I used to think that complete transparency about the negative impacts of what we do and buy knowing our eco-footprints would in itself create a market force that would encourage us all to vote with our dollars by buying better alternatives. Sounded like a good idea but I neglected a psychological fact. Negative focus leads to discouragement and disengagement.
The key idea: keep making improvements, so that our handprint becomes bigger than our footprint. At that point we become a net positive for the planet.
Mere 10,000 hours not enough…
psychologist whose research on expertise spawned the 10,000-hour rule of thumb, told me, “You don’t get benefits from mechanical repetition, but by adjusting your execution over and over to get closer to your goal.”
Smart practice always includes a feedback loop that lets you recognize errors and correct them which is why dancers use mirrors. Ideally that feedback comes from someone with an expert eye and so every world-class sports champion has a coach. If you practice without such feedback, you don’t get to the top ranks.
Amateurs vs. experts
And this is where amateurs and experts part ways. Amateurs are content at some point to let their efforts become bottom-up operations.
You’re told to keep your focus on one thing, such as a mantra or your breath. Try it for a while and inevitably your mind wanders off. So the universal instructions are these: when your mind wanders and you notice that it has wandered bring it back to your point of focus and sustain your attention there. And when your mind wanders off again, do the same. And again. And again. And again.
Positivity and perceptions
Positive emotions widen our span of attention; we’re free to take it all in. Indeed, in the grip of positivity, our perceptions shift. As psychologist Barbara Fredrickson, who studies positive feelings and their effects, puts it, when we’re feeling good our awareness expands from our usual self-centered focus on “me” to a more inclusive and warm focus on “we.”
Talking about your positive goals and dreams activates brain centers that open you up to new possibilities. But if you change the conversation to what you should do to fix yourself, it closes you down
Analyzing hundreds of teams, Losada determined that the most effective had a positive/negative ratio of at least 2.9 good feelings to every negative moment (there’s an upper limit to positivity: above a Losada ratio of about 11:1, teams apparently become too giddy to be effective). The same ratio range holds for people who flourish in life
Mindfulness strengthens connections between the prefrontal executive zones and the amygdala, particularly the circuits that can say “no” to impulse a vital skill for navigating through life
Leadership difference - pacesetters
Pacesetters tend to rely on a “command and coerce” leadership strategy where they simply give orders and expect obedience. Leaders who display just the pacesetting or command style or both but not any others create a toxic climate, one that dispirits those they lead. Such leaders may get short-term results through personal heroics, like going out and getting a deal themselves, but do so at the expense of building their organizations.

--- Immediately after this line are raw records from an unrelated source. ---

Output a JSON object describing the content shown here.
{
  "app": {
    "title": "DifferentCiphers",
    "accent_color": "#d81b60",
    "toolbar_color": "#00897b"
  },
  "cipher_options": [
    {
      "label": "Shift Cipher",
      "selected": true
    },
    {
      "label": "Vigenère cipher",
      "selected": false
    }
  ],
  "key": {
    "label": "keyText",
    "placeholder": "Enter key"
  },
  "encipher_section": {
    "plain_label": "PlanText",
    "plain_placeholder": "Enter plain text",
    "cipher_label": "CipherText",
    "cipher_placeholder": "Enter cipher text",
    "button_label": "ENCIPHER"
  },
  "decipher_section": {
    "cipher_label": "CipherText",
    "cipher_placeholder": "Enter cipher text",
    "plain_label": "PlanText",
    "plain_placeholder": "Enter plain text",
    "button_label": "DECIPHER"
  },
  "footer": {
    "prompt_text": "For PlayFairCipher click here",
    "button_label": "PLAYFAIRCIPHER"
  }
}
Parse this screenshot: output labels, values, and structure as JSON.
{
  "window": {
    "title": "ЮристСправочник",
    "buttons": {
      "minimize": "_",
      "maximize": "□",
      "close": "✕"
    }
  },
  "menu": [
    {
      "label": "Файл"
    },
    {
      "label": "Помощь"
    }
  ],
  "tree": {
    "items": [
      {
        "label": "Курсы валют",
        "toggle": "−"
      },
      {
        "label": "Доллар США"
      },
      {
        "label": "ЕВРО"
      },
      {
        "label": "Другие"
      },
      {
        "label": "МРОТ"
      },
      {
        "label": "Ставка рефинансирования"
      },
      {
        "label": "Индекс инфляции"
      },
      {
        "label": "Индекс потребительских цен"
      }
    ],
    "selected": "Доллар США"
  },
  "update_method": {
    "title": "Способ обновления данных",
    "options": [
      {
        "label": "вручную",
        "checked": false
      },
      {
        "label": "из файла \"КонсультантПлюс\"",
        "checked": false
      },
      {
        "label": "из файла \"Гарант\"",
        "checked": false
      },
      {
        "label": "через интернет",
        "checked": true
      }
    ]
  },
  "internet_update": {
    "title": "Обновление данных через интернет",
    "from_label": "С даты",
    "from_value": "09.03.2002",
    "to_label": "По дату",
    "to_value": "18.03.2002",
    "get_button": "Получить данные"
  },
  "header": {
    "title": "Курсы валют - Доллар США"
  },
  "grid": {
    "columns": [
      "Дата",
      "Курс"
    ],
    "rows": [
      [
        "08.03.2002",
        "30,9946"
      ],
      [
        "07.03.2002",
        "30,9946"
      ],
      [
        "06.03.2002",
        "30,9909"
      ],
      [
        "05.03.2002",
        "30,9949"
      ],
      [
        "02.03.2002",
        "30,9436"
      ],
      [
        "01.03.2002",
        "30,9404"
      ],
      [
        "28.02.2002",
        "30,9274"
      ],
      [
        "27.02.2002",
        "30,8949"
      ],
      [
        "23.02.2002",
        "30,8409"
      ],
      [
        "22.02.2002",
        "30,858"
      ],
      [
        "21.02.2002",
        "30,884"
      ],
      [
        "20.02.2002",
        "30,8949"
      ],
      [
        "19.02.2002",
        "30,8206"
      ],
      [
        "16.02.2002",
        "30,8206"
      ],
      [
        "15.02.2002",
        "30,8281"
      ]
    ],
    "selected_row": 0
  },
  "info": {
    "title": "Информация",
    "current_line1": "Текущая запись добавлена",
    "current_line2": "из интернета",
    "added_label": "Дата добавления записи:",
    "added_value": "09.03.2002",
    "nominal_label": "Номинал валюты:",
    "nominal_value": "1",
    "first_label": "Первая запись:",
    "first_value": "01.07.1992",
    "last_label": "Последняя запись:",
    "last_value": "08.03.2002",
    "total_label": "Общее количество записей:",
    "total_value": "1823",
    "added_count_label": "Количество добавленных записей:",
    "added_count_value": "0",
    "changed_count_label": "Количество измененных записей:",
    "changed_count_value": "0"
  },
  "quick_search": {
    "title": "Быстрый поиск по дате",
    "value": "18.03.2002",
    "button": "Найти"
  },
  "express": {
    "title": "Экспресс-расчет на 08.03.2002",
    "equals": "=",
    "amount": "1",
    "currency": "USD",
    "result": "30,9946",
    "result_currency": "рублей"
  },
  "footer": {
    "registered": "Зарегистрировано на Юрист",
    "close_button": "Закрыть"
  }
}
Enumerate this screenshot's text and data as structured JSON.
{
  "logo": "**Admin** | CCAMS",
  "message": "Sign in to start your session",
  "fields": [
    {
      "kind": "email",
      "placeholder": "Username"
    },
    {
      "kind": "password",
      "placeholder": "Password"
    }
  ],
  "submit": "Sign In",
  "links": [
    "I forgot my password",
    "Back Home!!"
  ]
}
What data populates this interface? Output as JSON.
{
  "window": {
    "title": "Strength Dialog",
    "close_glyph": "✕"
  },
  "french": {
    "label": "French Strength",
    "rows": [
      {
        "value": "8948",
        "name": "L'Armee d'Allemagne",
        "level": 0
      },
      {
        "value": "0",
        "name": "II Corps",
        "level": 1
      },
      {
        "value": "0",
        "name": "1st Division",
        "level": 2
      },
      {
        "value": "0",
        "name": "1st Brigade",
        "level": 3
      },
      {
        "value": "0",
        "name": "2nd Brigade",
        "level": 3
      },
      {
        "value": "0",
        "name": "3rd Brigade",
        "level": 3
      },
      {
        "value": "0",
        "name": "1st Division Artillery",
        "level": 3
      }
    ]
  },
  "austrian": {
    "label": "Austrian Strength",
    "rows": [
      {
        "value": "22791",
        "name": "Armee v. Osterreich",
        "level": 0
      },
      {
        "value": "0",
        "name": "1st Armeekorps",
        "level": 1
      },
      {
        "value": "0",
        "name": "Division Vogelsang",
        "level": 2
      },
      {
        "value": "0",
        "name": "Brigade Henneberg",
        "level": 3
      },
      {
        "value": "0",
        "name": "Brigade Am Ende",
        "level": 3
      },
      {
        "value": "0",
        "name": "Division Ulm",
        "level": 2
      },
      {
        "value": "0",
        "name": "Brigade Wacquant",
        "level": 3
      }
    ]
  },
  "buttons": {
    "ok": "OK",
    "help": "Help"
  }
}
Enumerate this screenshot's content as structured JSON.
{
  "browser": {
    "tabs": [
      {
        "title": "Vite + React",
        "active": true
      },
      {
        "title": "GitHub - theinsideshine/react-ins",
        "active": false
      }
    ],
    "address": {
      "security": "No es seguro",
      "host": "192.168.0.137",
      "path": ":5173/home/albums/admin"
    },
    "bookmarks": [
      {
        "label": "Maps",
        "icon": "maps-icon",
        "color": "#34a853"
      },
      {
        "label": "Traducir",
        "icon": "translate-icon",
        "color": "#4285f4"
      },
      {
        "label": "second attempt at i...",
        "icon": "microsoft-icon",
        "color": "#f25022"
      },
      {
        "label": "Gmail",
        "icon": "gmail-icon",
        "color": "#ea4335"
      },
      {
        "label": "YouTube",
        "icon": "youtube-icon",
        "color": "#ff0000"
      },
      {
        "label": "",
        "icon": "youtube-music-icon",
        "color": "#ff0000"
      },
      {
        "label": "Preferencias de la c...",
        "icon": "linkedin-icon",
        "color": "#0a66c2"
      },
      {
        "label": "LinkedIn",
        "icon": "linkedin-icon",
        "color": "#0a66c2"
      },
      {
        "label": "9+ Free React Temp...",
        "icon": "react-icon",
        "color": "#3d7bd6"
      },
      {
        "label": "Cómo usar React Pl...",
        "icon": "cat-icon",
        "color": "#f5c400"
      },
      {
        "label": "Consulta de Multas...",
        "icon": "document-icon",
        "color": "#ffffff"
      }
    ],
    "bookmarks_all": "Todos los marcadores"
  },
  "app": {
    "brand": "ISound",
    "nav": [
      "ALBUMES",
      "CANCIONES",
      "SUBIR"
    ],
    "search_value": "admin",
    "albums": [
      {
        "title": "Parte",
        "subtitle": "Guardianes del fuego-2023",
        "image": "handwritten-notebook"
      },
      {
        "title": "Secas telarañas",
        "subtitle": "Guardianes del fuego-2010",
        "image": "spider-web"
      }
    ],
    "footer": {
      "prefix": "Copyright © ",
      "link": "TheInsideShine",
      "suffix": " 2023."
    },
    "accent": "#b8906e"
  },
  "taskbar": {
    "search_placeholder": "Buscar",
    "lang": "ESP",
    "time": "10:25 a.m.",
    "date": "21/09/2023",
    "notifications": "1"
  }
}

Self-awareness and influences
With high self-awareness, she adds, you can more readily develop good self-management. “If you manage yourself better, you will influence better,”
Play equals trust, a space where people can take risks. Only by taking risks do we get to the most valuable new ideas.
Change takes time…
“We did case studies of how long it took for a change that was initially unpopular to become the new, accepted status quo. Our data shows the range is nine to six months.”
Leadership and time frame
Even leaders of great companies can suffer a blind spot for the long-term consequence if their time frame is too small. To be truly great, leaders need to expand their focus to a further horizon line, even beyond decades, while taking their systems understanding to a much finer focus. And their leadership needs to reshape systems themselves.
Initiative - the long journey
Start the task even if it will not be fulfilled within your lifetime. This generation has a responsibility to reshape the world. If we make an effort, it may be possible to achieve. Even if it seems hopeless now, never give up. Offer a positive vision, with enthusiasm and joy, and an optimistic outlook.